So in conclusion…
I spent a couple of weeks clearing out my stuff at my parents house and coming face to face with everything I bought over the years. I realised that beyond the buzz of getting something new, very few things I bought actually made me happy. If anything, they just made me unhappy because ‘getting’ had taken precedence over ‘doing’. I didn’t take a holiday for 3 years because I couldn’t afford it. I couldn’t take random classes I wanted to do like spoon carving, or doing things that I loved doing because for some reason accumulating ‘stuff’ to give an outward display of success had become my priority. All my material possessions reflected my new social status. Everything I bought was a ‘f*ck you’ to someone who I hadn’t spoken a word to in 3 years. Materialism does not bring you happiness.
The main lesson I learned from this experience was the importance of letting go, and learning to be ok with the fact that the only thing I have control over is myself.
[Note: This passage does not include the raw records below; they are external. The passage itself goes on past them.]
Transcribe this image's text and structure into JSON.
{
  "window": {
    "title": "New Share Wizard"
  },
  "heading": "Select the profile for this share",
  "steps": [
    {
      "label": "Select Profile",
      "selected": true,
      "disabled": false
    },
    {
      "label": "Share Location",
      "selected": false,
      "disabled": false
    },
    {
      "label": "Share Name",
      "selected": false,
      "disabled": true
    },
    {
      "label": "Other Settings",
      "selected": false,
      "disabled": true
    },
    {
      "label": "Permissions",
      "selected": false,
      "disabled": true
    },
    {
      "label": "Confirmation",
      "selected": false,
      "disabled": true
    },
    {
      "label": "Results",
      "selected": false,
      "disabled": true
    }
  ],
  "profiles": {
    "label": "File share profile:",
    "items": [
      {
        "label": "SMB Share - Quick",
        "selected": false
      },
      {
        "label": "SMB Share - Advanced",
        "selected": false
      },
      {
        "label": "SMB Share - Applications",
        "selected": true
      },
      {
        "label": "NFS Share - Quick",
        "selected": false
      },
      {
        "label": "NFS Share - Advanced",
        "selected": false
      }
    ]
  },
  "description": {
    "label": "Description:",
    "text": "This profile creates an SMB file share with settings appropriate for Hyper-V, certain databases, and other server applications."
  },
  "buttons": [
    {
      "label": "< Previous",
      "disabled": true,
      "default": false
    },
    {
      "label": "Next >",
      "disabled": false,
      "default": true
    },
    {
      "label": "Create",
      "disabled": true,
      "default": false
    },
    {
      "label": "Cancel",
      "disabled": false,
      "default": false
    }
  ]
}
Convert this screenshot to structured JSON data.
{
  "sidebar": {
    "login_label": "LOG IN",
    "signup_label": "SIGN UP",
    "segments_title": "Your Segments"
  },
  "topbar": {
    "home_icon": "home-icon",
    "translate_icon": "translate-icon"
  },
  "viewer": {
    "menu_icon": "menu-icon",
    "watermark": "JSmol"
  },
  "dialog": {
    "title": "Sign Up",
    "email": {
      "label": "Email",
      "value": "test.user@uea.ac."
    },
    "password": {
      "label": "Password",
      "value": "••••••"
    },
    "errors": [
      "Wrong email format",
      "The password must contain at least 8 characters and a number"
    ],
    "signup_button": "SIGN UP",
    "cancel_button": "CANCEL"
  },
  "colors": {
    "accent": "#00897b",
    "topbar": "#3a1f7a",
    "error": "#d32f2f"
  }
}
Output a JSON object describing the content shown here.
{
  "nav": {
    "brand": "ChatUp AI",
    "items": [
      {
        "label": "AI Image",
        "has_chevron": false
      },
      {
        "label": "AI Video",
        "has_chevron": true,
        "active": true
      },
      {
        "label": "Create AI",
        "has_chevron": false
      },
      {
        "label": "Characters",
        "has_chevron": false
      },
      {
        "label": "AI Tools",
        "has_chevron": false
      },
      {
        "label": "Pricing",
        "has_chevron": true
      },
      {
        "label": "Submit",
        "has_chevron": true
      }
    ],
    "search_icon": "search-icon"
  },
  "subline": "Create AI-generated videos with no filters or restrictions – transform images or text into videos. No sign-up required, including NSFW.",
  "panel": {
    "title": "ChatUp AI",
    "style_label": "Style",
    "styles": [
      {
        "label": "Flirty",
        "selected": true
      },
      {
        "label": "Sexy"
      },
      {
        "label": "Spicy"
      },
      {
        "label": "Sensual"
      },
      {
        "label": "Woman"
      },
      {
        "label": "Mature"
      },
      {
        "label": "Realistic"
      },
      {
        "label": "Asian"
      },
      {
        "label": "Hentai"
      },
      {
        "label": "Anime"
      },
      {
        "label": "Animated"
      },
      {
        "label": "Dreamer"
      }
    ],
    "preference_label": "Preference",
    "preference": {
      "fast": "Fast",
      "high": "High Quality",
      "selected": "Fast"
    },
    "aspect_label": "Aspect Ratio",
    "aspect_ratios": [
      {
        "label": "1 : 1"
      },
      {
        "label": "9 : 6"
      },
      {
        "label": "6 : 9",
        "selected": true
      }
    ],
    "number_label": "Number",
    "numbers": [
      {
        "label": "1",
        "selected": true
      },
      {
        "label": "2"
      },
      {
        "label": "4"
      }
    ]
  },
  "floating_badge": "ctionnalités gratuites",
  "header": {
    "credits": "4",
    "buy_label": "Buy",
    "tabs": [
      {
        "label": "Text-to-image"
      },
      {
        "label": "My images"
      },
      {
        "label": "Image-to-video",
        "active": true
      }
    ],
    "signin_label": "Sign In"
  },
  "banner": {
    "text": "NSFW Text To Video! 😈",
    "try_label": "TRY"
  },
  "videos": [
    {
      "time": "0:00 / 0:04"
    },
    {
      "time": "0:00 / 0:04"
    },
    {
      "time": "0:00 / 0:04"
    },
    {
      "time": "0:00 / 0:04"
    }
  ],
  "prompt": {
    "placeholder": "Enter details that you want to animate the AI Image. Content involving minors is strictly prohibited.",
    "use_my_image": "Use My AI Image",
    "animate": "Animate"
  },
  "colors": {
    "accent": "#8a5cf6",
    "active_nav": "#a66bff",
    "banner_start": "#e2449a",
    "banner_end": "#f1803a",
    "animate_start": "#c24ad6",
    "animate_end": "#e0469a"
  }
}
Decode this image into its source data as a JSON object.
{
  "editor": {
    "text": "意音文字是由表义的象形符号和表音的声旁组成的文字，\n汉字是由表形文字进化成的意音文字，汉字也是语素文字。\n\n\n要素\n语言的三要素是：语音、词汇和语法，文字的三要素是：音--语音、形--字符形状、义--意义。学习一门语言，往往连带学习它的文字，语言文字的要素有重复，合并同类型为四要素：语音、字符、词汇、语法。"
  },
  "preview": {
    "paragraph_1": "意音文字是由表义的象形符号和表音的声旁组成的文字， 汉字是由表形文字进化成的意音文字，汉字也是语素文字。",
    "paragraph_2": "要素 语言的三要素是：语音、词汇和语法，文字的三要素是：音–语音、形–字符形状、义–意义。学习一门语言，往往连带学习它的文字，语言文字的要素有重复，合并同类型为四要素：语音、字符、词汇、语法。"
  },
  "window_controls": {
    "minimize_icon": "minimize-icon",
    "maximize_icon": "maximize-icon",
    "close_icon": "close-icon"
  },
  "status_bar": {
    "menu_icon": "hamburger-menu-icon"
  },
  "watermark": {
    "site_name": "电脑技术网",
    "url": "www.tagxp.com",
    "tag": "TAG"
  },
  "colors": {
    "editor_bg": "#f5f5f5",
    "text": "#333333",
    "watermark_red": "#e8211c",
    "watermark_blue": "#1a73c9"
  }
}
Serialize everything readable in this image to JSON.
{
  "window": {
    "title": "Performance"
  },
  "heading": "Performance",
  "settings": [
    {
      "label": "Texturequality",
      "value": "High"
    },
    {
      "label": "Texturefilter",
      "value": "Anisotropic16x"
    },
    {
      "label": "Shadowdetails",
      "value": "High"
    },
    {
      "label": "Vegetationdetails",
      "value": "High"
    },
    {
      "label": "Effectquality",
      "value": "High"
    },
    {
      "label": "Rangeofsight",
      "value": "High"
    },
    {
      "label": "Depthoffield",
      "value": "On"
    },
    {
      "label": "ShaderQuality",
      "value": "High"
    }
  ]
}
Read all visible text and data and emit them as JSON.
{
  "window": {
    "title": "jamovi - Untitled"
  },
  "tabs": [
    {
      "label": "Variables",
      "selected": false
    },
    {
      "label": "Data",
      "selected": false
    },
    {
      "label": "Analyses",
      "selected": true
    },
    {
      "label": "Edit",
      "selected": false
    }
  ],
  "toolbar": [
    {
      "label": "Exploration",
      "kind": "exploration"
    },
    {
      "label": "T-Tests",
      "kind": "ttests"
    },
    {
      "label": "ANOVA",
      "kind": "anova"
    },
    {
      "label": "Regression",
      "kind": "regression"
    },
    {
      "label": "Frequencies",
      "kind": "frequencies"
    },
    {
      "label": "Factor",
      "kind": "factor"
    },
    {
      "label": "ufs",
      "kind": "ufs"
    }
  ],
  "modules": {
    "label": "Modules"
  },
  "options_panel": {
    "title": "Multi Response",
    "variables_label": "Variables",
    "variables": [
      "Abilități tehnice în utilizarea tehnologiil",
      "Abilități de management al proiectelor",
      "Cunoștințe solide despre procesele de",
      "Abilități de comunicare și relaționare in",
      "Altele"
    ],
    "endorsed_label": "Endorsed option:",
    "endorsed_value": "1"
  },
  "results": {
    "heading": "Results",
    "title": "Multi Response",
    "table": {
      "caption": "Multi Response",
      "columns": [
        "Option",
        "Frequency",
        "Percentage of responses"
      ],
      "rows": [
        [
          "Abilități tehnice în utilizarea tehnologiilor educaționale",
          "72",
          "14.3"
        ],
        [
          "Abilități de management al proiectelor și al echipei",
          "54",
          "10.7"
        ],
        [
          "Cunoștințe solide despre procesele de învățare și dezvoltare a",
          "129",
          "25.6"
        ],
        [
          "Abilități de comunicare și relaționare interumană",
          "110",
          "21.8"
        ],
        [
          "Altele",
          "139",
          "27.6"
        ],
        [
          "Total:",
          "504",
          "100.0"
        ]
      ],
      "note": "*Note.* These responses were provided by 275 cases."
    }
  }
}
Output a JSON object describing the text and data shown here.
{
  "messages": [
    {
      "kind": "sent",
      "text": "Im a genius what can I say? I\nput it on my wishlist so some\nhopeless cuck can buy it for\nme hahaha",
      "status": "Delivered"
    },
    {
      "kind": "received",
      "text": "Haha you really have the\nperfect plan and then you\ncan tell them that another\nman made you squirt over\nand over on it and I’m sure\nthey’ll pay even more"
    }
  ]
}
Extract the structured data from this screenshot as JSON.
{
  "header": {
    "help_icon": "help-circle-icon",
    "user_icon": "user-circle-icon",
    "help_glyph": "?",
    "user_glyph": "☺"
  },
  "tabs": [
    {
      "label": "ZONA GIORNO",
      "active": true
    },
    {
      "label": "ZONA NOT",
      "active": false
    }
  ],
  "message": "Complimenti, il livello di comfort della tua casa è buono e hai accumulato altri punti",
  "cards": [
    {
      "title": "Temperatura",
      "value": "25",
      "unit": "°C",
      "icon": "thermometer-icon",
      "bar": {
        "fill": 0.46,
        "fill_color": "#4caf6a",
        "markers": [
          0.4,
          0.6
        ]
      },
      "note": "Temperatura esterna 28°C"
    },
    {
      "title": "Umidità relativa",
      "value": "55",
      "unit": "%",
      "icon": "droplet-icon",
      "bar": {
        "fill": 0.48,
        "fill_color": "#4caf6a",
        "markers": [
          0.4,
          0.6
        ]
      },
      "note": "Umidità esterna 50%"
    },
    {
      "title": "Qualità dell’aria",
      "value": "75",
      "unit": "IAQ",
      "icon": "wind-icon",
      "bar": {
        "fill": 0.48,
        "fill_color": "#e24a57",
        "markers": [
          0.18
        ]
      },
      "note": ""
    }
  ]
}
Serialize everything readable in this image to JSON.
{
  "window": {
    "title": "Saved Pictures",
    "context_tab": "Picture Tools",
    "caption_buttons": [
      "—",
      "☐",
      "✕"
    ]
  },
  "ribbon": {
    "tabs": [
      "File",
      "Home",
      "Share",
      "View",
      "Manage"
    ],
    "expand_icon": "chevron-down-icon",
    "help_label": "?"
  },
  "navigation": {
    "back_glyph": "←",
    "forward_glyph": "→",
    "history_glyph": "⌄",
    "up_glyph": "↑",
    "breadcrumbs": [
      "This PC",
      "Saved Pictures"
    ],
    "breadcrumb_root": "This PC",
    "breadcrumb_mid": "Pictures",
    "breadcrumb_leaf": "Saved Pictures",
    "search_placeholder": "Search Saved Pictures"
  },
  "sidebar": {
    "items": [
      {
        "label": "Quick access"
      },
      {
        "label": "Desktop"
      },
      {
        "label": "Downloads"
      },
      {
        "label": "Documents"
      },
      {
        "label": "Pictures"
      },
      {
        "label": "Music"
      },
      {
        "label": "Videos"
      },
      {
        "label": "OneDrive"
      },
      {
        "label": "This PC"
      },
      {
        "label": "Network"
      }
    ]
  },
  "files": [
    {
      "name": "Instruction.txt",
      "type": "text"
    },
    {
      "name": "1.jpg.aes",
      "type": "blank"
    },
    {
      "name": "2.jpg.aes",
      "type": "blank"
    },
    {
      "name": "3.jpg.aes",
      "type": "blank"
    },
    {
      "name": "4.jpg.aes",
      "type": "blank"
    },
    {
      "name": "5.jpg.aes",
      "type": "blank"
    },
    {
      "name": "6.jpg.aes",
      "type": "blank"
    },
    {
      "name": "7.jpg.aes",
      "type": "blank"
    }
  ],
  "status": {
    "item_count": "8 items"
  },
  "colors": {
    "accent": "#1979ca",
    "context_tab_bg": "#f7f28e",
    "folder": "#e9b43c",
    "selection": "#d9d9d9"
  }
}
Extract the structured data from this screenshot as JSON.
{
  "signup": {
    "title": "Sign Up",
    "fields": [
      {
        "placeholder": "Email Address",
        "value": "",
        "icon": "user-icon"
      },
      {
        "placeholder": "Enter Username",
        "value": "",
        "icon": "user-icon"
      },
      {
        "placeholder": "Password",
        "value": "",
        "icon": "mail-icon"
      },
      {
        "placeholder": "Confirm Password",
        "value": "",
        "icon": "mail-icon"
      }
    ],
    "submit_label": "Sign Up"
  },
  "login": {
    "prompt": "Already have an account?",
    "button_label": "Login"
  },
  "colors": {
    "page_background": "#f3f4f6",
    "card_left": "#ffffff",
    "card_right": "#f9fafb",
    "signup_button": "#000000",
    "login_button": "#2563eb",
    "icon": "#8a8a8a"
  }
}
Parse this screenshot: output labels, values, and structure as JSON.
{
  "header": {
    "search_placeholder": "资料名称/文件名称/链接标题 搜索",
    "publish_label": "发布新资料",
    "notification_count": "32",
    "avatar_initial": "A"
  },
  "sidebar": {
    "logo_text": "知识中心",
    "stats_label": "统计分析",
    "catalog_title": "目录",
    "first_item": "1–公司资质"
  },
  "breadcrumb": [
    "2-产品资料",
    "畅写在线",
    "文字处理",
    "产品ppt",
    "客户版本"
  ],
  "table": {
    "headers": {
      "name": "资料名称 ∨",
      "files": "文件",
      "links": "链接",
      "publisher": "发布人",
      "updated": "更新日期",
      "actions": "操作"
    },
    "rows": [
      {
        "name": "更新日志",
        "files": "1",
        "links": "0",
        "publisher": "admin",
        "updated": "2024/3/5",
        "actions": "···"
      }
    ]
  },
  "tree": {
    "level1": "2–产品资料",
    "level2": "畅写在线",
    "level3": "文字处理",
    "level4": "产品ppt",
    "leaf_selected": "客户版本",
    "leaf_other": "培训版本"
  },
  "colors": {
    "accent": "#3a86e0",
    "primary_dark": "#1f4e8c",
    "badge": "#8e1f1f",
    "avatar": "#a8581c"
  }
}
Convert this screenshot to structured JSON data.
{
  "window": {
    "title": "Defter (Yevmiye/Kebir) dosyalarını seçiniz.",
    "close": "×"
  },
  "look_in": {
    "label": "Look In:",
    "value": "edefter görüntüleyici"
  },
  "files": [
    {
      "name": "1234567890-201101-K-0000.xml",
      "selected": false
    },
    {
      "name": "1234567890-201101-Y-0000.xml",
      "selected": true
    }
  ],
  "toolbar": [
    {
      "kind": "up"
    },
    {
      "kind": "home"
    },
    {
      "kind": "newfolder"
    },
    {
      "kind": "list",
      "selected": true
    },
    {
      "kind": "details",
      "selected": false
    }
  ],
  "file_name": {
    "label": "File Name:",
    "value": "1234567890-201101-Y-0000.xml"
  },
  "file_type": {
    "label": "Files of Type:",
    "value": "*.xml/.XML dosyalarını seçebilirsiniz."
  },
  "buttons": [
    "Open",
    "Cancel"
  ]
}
I can’t control how other businesses operate, and I can’t control whether or not housemates or boyfriends choose to stick around or leave. Everything in life is temporary and happiness can’t be based on external things and fleeting moments. It is easy to build a fort of things around us to comfort us and make us feel safe, but the things we own don’t make us the people we are. A fort doesn’t make us strong and it certainly won’t make us happy, because all the good stuff as well as the bad happens outside its walls.
For me, a by-product of having less stuff and dong the right thing by nature is that I feel clearer, lighter, calmer and happier – and more at peace with myself than I ever have. Letting go of stuff also helps me let go of the stuff in my head, so my depression has all but gone and my anxiety has improved drastically. I have found that if you choose what you bring into your life carefully, you can do less harm with it, and likewise, it can do less harm to you. And that is why I am becoming a Minimalist. I say ‘becoming’ because I think it is a journey – I don’t believe you can get your stuff down to whatever fits in a few bags and say ‘ok that’s me done now – I’m minimalist enough – I have arrived’. There is almost always some way you can improve yourself and the world we live in.